Dogs Trust continues to be shocked by acts of cruelty that are inflicted on dogs across the UK. However, we strongly feel that the woefully inadequate penalties available for cruelty cases for conviction under the Animal Welfare Act only serve to protect those capable of such horrific crimes.
A person who injures or kills a dog can only be given a maximum custodial sentence of six months under the Animal Welfare Act. In comparison, changes to Dangerous Dog legislation earlier this year mean that the owner of a dog that injures or kills an assistance dog can be given a maximum custodial sentence of three years. This discrepancy in penalties highlights the urgent need for Defra to review animal cruelty sentences and introduce punishments that reflect the seriousness of these offences that are sadly carried out on a daily basis.

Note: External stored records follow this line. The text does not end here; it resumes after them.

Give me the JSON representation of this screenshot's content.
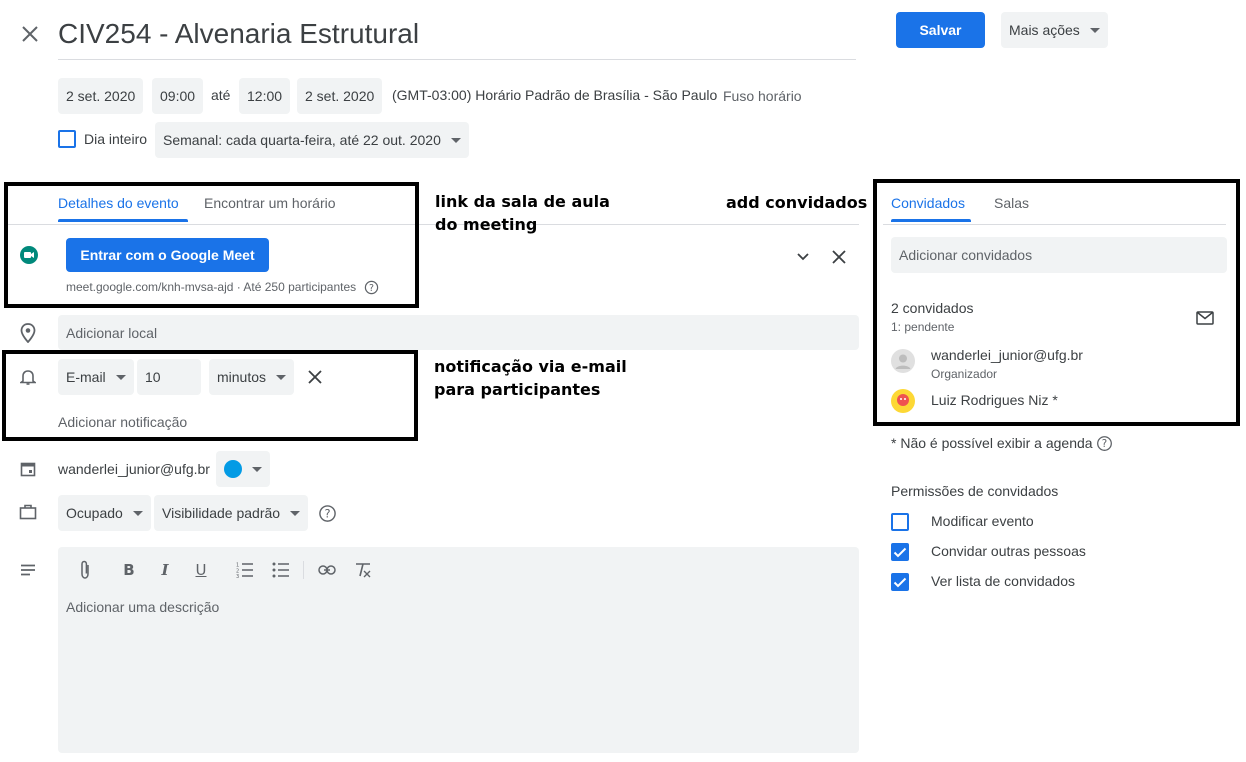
{
  "header": {
    "close_icon": "close-icon",
    "title": "CIV254 - Alvenaria Estrutural",
    "save_label": "Salvar",
    "more_actions_label": "Mais ações"
  },
  "datetime": {
    "start_date": "2 set. 2020",
    "start_time": "09:00",
    "until_label": "até",
    "end_time": "12:00",
    "end_date": "2 set. 2020",
    "timezone_text": "(GMT-03:00) Horário Padrão de Brasília - São Paulo",
    "timezone_link": "Fuso horário",
    "all_day_label": "Dia inteiro",
    "recurrence": "Semanal: cada quarta-feira, até 22 out. 2020"
  },
  "tabs": {
    "details": "Detalhes do evento",
    "find_time": "Encontrar um horário"
  },
  "meet": {
    "button_label": "Entrar com o Google Meet",
    "link_text": "meet.google.com/knh-mvsa-ajd · Até 250 participantes"
  },
  "location": {
    "placeholder": "Adicionar local"
  },
  "notification": {
    "type": "E-mail",
    "value": "10",
    "unit": "minutos",
    "add_label": "Adicionar notificação"
  },
  "calendar": {
    "owner": "wanderlei_junior@ufg.br",
    "color": "#039be5"
  },
  "availability": {
    "status": "Ocupado",
    "visibility": "Visibilidade padrão"
  },
  "description": {
    "placeholder": "Adicionar uma descrição"
  },
  "annotations": {
    "meet_line1": "link da sala de aula",
    "meet_line2": "do meeting",
    "guests": "add convidados",
    "notif_line1": "notificação via e-mail",
    "notif_line2": "para participantes"
  },
  "guests_panel": {
    "tab_guests": "Convidados",
    "tab_rooms": "Salas",
    "add_placeholder": "Adicionar convidados",
    "count": "2 convidados",
    "pending": "1: pendente",
    "guests": [
      {
        "email": "wanderlei_junior@ufg.br",
        "role": "Organizador"
      },
      {
        "email": "Luiz Rodrigues Niz *",
        "role": ""
      }
    ],
    "agenda_note": "* Não é possível exibir a agenda",
    "permissions_title": "Permissões de convidados",
    "permissions": [
      {
        "label": "Modificar evento",
        "checked": false
      },
      {
        "label": "Convidar outras pessoas",
        "checked": true
      },
      {
        "label": "Ver lista de convidados",
        "checked": true
      }
    ]
  },
  "colors": {
    "accent": "#1a73e8",
    "chip_bg": "#f1f3f4",
    "meet_green": "#00897b"
  }
}
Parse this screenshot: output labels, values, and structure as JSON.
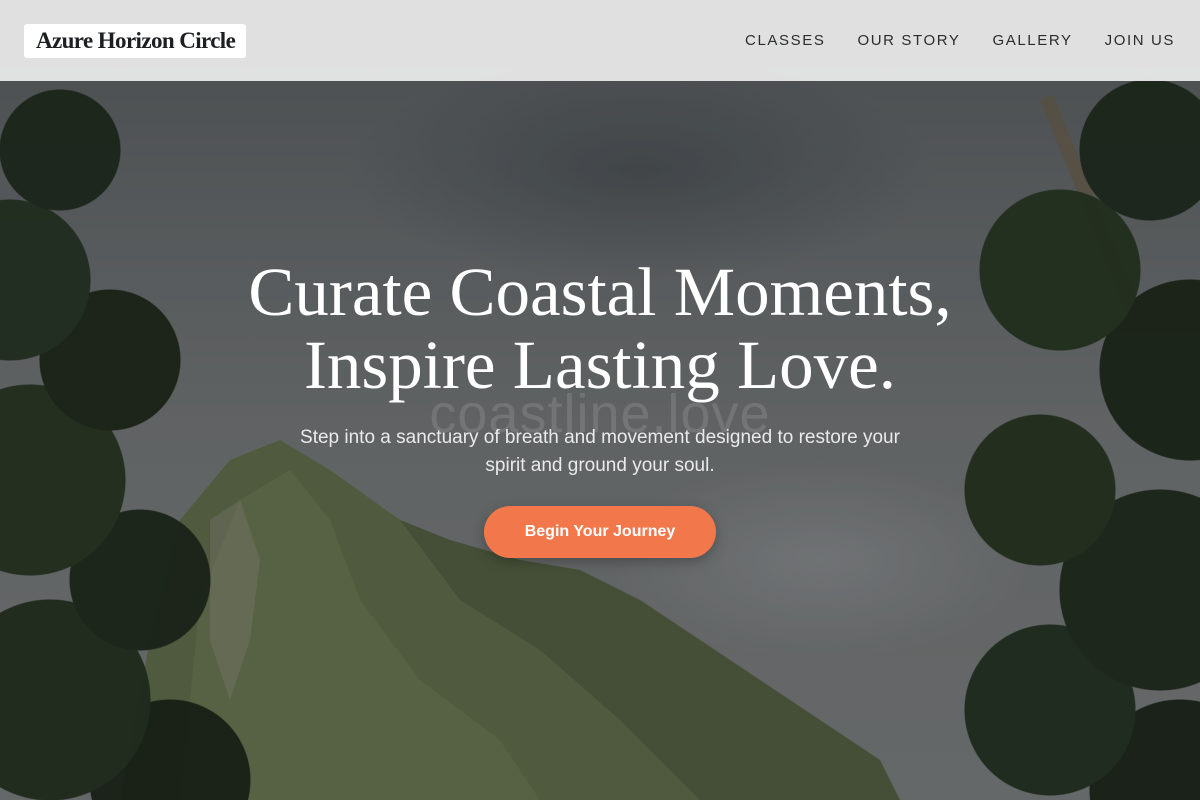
{
  "site": {
    "logo_text": "Azure Horizon Circle"
  },
  "nav": {
    "items": [
      {
        "label": "CLASSES"
      },
      {
        "label": "OUR STORY"
      },
      {
        "label": "GALLERY"
      },
      {
        "label": "JOIN US"
      }
    ]
  },
  "hero": {
    "headline_line1": "Curate Coastal Moments,",
    "headline_line2": "Inspire Lasting Love.",
    "watermark": "coastline.love",
    "subtext_line1": "Step into a sanctuary of breath and movement designed to restore your",
    "subtext_line2": "spirit and ground your soul.",
    "cta_label": "Begin Your Journey"
  },
  "colors": {
    "accent": "#f2784b",
    "header_bg": "#ececec",
    "logo_text": "#1d1f22"
  }
}
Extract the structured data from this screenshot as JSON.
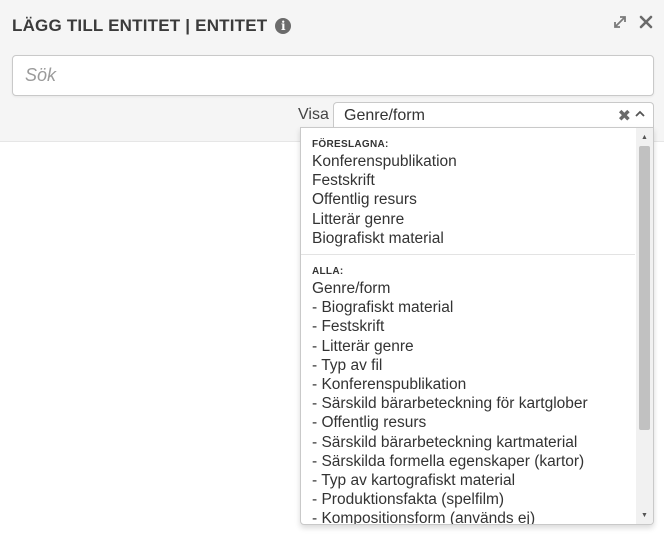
{
  "header": {
    "title": "LÄGG TILL ENTITET | ENTITET",
    "info_icon": "i"
  },
  "search": {
    "placeholder": "Sök",
    "value": ""
  },
  "filter": {
    "label": "Visa",
    "selected": "Genre/form",
    "clear_glyph": "✖"
  },
  "dropdown": {
    "suggested": {
      "header": "FÖRESLAGNA:",
      "items": [
        "Konferenspublikation",
        "Festskrift",
        "Offentlig resurs",
        "Litterär genre",
        "Biografiskt material"
      ]
    },
    "all": {
      "header": "ALLA:",
      "items": [
        "Genre/form",
        "- Biografiskt material",
        "- Festskrift",
        "- Litterär genre",
        "- Typ av fil",
        "- Konferenspublikation",
        "- Särskild bärarbeteckning för kartglober",
        "- Offentlig resurs",
        "- Särskild bärarbeteckning kartmaterial",
        "- Särskilda formella egenskaper (kartor)",
        "- Typ av kartografiskt material",
        "- Produktionsfakta (spelfilm)",
        "- Kompositionsform (används ej)"
      ]
    }
  },
  "colors": {
    "header_background": "#f5f5f5",
    "text": "#333333",
    "scroll_thumb": "#c1c1c1"
  }
}
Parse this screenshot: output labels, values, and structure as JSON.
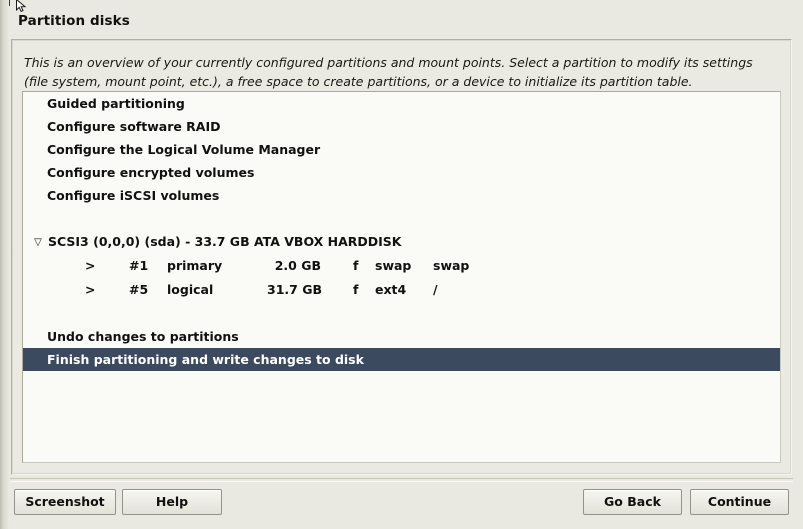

Dogs Trust is currently responding to the Magistrates’ Court Sentencing Guidelines consultation which includes a new draft guideline for animal cruelty offences. Once approved, this guideline will update the current one which has been in use since 2008. Whilst we agree the proposed changes to sentencing guidelines are important to help ensure realistic sentences are passed, more needs to be done to ensure that cruelty convictions are a deterrent. Therefore, we continue to urge Defra to take actions to protect all animals.
Cruel dog owner is condemned as 'extremely dangerous' after dragging his two pets on leads held through the windows of his CAR 'for miles' A cruel dog owner has been branded 'extremely dangerous' after he was seen apparently dragging his pets for miles on leads held through the windows of his car. Witnesses said the driver and two children inside the car held onto the pets from the the open windows as they took them for a walk in Sandhurst, Gloucester. 'I'm still thinking about it - it was horrible,' said one man, who saw the car. 'Worst thing was that the man was driving and asked two teens or children to drag the dogs.